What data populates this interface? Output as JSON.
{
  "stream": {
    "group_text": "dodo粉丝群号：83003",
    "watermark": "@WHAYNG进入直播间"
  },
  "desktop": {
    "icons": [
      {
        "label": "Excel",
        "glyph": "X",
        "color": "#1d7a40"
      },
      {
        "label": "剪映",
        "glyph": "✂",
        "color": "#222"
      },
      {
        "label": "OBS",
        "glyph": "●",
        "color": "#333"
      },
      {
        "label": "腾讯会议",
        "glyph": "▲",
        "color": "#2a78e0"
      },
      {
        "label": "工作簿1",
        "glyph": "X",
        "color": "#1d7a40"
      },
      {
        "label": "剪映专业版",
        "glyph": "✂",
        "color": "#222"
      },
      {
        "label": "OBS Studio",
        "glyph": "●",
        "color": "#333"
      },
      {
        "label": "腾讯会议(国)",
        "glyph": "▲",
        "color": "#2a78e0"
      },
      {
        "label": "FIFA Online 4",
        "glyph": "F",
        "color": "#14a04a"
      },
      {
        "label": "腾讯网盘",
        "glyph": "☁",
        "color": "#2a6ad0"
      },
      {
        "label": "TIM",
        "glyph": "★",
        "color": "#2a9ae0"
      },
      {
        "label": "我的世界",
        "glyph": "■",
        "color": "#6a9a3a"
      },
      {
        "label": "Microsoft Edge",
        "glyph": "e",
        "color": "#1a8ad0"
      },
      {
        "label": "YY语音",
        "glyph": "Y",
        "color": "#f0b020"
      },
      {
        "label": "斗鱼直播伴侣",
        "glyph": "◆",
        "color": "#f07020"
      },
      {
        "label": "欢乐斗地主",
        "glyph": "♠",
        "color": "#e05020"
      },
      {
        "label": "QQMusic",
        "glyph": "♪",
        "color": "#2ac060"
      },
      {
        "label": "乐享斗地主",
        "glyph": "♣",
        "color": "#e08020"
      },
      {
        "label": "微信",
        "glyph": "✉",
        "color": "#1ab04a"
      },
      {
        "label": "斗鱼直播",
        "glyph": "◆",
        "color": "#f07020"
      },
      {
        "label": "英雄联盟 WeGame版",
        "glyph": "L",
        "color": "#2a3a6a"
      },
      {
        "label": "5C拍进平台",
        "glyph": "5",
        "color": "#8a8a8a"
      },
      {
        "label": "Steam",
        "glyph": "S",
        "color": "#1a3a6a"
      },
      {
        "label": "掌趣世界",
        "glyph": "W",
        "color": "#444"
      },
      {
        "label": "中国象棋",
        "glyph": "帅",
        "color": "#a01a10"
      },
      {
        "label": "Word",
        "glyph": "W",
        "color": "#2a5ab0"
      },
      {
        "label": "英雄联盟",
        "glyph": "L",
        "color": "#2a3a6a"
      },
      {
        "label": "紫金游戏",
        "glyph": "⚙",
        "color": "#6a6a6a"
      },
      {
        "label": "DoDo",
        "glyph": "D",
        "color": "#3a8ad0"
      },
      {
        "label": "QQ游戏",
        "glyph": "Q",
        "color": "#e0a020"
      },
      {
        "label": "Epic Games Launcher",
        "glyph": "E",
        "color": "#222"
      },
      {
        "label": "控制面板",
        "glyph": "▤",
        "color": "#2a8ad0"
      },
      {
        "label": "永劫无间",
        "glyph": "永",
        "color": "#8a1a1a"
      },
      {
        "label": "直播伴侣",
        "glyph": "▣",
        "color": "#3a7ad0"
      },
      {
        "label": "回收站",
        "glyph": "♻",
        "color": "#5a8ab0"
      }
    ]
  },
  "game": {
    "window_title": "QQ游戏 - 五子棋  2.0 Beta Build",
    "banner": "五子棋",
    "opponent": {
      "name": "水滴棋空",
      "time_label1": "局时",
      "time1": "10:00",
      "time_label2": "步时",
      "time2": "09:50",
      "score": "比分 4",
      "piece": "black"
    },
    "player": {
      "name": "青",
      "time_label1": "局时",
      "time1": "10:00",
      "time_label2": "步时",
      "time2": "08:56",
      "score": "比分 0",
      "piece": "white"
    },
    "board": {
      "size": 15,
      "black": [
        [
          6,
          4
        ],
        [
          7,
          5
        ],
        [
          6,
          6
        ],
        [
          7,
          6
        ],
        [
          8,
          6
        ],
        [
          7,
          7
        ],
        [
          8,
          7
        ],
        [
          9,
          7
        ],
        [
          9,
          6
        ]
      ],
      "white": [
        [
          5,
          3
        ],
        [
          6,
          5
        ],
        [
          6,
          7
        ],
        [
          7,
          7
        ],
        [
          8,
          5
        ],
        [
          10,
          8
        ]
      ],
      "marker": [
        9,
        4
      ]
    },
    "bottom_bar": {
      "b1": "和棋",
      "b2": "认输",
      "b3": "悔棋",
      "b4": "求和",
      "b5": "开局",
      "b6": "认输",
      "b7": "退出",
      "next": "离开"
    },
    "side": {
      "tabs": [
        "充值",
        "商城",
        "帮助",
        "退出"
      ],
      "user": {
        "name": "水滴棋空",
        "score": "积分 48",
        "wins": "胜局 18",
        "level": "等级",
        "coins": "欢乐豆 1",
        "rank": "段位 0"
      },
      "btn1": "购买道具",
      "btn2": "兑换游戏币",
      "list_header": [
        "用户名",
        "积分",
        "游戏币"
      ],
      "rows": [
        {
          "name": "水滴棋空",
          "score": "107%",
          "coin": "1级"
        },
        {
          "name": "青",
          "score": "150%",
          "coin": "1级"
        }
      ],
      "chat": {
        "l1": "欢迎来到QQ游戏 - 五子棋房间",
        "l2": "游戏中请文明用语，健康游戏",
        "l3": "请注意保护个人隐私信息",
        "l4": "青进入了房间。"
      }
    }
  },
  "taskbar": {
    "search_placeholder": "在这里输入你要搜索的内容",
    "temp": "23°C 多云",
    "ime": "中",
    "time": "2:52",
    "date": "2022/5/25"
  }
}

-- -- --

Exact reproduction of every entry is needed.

What data populates this interface? Output as JSON.
{
  "stream": {
    "group_text": "dodo粉丝群号：83003",
    "watermark": "@WHAYNG进入直播间"
  },
  "desktop": {
    "icons": [
      {
        "label": "Excel",
        "glyph": "X",
        "color": "#1d7a40"
      },
      {
        "label": "剪映",
        "glyph": "✂",
        "color": "#222"
      },
      {
        "label": "OBS",
        "glyph": "●",
        "color": "#333"
      },
      {
        "label": "腾讯会议",
        "glyph": "▲",
        "color": "#2a78e0"
      },
      {
        "label": "工作簿1",
        "glyph": "X",
        "color": "#1d7a40"
      },
      {
        "label": "剪映专业版",
        "glyph": "✂",
        "color": "#222"
      },
      {
        "label": "OBS Studio",
        "glyph": "●",
        "color": "#333"
      },
      {
        "label": "腾讯会议(国)",
        "glyph": "▲",
        "color": "#2a78e0"
      },
      {
        "label": "FIFA Online 4",
        "glyph": "F",
        "color": "#14a04a"
      },
      {
        "label": "腾讯网盘",
        "glyph": "☁",
        "color": "#2a6ad0"
      },
      {
        "label": "TIM",
        "glyph": "★",
        "color": "#2a9ae0"
      },
      {
        "label": "我的世界",
        "glyph": "■",
        "color": "#6a9a3a"
      },
      {
        "label": "Microsoft Edge",
        "glyph": "e",
        "color": "#1a8ad0"
      },
      {
        "label": "YY语音",
        "glyph": "Y",
        "color": "#f0b020"
      },
      {
        "label": "斗鱼直播伴侣",
        "glyph": "◆",
        "color": "#f07020"
      },
      {
        "label": "欢乐斗地主",
        "glyph": "♠",
        "color": "#e05020"
      },
      {
        "label": "QQMusic",
        "glyph": "♪",
        "color": "#2ac060"
      },
      {
        "label": "乐享斗地主",
        "glyph": "♣",
        "color": "#e08020"
      },
      {
        "label": "微信",
        "glyph": "✉",
        "color": "#1ab04a"
      },
      {
        "label": "斗鱼直播",
        "glyph": "◆",
        "color": "#f07020"
      },
      {
        "label": "英雄联盟 WeGame版",
        "glyph": "L",
        "color": "#2a3a6a"
      },
      {
        "label": "5C拍进平台",
        "glyph": "5",
        "color": "#8a8a8a"
      },
      {
        "label": "Steam",
        "glyph": "S",
        "color": "#1a3a6a"
      },
      {
        "label": "掌趣世界",
        "glyph": "W",
        "color": "#444"
      },
      {
        "label": "中国象棋",
        "glyph": "帅",
        "color": "#a01a10"
      },
      {
        "label": "Word",
        "glyph": "W",
        "color": "#2a5ab0"
      },
      {
        "label": "英雄联盟",
        "glyph": "L",
        "color": "#2a3a6a"
      },
      {
        "label": "紫金游戏",
        "glyph": "⚙",
        "color": "#6a6a6a"
      },
      {
        "label": "DoDo",
        "glyph": "D",
        "color": "#3a8ad0"
      },
      {
        "label": "QQ游戏",
        "glyph": "Q",
        "color": "#e0a020"
      },
      {
        "label": "Epic Games Launcher",
        "glyph": "E",
        "color": "#222"
      },
      {
        "label": "控制面板",
        "glyph": "▤",
        "color": "#2a8ad0"
      },
      {
        "label": "永劫无间",
        "glyph": "永",
        "color": "#8a1a1a"
      },
      {
        "label": "直播伴侣",
        "glyph": "▣",
        "color": "#3a7ad0"
      },
      {
        "label": "回收站",
        "glyph": "♻",
        "color": "#5a8ab0"
      }
    ]
  },
  "game": {
    "window_title": "QQ游戏 - 五子棋  2.0 Beta Build",
    "banner": "五子棋",
    "opponent": {
      "name": "水滴棋空",
      "time_label1": "局时",
      "time1": "10:00",
      "time_label2": "步时",
      "time2": "09:50",
      "score": "比分 4",
      "piece": "black"
    },
    "player": {
      "name": "青",
      "time_label1": "局时",
      "time1": "10:00",
      "time_label2": "步时",
      "time2": "08:56",
      "score": "比分 0",
      "piece": "white"
    },
    "board": {
      "size": 15,
      "black": [
        [
          6,
          4
        ],
        [
          7,
          5
        ],
        [
          6,
          6
        ],
        [
          7,
          6
        ],
        [
          8,
          6
        ],
        [
          7,
          7
        ],
        [
          8,
          7
        ],
        [
          9,
          7
        ],
        [
          9,
          6
        ]
      ],
      "white": [
        [
          5,
          3
        ],
        [
          6,
          5
        ],
        [
          6,
          7
        ],
        [
          7,
          7
        ],
        [
          8,
          5
        ],
        [
          10,
          8
        ]
      ],
      "marker": [
        9,
        4
      ]
    },
    "bottom_bar": {
      "b1": "和棋",
      "b2": "认输",
      "b3": "悔棋",
      "b4": "求和",
      "b5": "开局",
      "b6": "认输",
      "b7": "退出",
      "next": "离开"
    },
    "side": {
      "tabs": [
        "充值",
        "商城",
        "帮助",
        "退出"
      ],
      "user": {
        "name": "水滴棋空",
        "score": "积分 48",
        "wins": "胜局 18",
        "level": "等级",
        "coins": "欢乐豆 1",
        "rank": "段位 0"
      },
      "btn1": "购买道具",
      "btn2": "兑换游戏币",
      "list_header": [
        "用户名",
        "积分",
        "游戏币"
      ],
      "rows": [
        {
          "name": "水滴棋空",
          "score": "107%",
          "coin": "1级"
        },
        {
          "name": "青",
          "score": "150%",
          "coin": "1级"
        }
      ],
      "chat": {
        "l1": "欢迎来到QQ游戏 - 五子棋房间",
        "l2": "游戏中请文明用语，健康游戏",
        "l3": "请注意保护个人隐私信息",
        "l4": "青进入了房间。"
      }
    }
  },
  "taskbar": {
    "search_placeholder": "在这里输入你要搜索的内容",
    "temp": "23°C 多云",
    "ime": "中",
    "time": "2:52",
    "date": "2022/5/25"
  }
}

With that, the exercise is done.